The Harry Potter Alliance has even teamed up with the U. S. Conference of Catholic Bishops’ Migration and Refugee Services division to help refugees in need of support and resources.
Additionally, several Catholics have read into the deeper themes and morals of the series and have spoken out in favor of the franchise. While the Church has not officially approved of Harry Potter, there is much room for debate amongst Catholic followers.
Why do Catholics not like Harry Potter?
Catholics, like many other religious groups, are concerned about the effects of fantasy, magic and witchcraft on their faith. In the Harry Potter books and movies, there is a strong emphasis on the power of magic and wizardry.
This can be seen as conflicting with Catholic teachings and beliefs. The Catholic Church does not approve of activities such as the practice of witchcraft, the use of astrology, fortune telling or the study of the occult.
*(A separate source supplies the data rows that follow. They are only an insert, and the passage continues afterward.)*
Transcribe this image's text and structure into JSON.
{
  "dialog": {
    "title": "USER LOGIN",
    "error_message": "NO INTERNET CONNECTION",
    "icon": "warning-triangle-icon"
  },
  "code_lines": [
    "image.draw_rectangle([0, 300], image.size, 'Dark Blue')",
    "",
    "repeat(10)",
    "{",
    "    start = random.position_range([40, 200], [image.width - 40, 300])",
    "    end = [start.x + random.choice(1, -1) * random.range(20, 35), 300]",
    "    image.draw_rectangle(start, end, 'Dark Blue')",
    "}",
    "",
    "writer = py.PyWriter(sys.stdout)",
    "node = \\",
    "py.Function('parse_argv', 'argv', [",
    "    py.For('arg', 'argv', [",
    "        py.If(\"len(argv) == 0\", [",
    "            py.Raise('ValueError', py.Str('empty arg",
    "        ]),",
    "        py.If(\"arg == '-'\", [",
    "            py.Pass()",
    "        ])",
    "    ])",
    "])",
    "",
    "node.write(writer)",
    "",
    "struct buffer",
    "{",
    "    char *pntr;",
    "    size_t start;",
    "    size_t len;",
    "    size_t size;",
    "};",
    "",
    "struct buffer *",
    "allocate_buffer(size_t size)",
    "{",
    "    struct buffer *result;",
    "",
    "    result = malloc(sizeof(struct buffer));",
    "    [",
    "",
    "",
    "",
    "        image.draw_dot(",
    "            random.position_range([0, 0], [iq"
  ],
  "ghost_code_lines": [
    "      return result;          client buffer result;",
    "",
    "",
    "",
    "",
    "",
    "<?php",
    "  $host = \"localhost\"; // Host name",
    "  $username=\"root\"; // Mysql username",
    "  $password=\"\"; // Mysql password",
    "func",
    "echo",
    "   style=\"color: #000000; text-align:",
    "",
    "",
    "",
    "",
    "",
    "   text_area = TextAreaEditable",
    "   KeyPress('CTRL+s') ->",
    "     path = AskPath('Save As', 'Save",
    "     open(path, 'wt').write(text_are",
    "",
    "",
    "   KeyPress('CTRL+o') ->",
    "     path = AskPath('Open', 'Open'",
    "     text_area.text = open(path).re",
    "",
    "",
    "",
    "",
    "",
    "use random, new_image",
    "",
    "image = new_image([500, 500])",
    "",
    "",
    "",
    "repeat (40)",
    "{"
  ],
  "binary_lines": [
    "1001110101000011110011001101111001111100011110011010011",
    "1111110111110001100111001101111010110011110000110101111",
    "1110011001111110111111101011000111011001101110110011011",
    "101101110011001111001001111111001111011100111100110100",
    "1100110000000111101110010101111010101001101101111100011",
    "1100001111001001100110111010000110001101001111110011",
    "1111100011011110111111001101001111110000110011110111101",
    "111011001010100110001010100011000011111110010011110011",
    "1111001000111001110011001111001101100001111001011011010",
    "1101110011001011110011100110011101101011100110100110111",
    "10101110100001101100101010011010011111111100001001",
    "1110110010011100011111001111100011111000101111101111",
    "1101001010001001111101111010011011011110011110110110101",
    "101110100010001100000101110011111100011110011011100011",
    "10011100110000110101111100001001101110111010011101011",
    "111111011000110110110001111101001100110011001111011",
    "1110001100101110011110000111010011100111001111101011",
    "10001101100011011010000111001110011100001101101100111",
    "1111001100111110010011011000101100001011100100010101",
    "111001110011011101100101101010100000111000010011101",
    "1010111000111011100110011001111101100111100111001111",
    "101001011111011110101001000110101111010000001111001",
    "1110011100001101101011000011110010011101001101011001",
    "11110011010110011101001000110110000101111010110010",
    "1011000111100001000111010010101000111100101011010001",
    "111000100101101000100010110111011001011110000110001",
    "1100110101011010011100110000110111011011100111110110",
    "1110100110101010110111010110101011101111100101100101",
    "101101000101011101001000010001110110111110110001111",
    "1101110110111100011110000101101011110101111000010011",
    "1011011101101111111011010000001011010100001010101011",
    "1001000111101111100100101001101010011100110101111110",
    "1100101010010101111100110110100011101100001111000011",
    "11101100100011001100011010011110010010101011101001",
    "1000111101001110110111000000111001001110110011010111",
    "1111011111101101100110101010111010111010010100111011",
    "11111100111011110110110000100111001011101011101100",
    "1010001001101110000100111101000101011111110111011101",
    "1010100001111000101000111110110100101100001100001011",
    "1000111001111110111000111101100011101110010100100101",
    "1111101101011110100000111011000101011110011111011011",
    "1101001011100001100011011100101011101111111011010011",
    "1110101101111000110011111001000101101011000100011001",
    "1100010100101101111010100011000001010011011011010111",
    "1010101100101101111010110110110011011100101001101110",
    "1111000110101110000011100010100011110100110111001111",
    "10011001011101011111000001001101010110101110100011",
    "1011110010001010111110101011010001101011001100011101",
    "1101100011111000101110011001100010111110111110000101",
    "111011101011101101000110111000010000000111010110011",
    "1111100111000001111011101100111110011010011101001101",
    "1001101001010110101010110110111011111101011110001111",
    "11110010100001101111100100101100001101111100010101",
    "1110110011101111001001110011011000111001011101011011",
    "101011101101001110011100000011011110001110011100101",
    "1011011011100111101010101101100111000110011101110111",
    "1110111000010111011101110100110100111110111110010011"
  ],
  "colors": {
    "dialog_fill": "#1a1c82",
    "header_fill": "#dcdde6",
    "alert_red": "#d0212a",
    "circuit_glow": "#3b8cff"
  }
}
They believe that engaging in such activities can open up a person to the influence of evil. Additionally, some Catholics may view Harry Potter as a source of superstition and feel it has the potential to lead people away from the Christian faith.
Ultimately, it is up to each individual Catholic to decide how they feel about Harry Potter, but generally speaking, it is not viewed positively by the Catholic Church.
Did Edith Tolkien convert to Catholicism?
Yes, Edith Tolkien (née Bratt) did convert to Catholicism. While she had a Protestant upbringing and was initially an adherent of the Anglican Church, she converted to Catholicism in her late teens in order to marry her future husband, J.
R. R. Tolkien. Edith and J. R. R. Tolkien had met as teenagers and kept in contact but were forbidden from seeing each other by J. R. R. ’s Catholic guardian Father Francis Xavier Morgan. At the time, J.
R. R. was studying at Oxford and Father Francis would not allow a romance with a Protestant girl; thus, Edith was encouraged to look into Catholicism and eventually converted in order to marry J. R. R.
in 1916. Both she and her husband continued to practice Catholicism for the remainder of their lives, embodying some of its influences in their literary works.
Did J. R. R. Tolkien convert to Christianity?
Yes, J. R. R. Tolkien did convert to Christianity. Tolkien became a Christian when he was still a child and remained dedicated to the faith throughout his life. He was particularly devoted to the Christian faith and took his inspiration for Middle-earth from his belief in Christianity.
Tolkien himself wrote about the connections between his life and his faith, saying “The Lord of the Rings is of course a fundamentally religious and Catholic work; unconsciously so at first, but consciously in the revision.
” He was baptized in the Church of England and later became a Catholic, a move that he said was necessary “for the fullness of truth. ” He described his religion as “an immense, glorious Apprenticeship,” stressing that this was a lifelong pursuit rather than a single moment of conversion.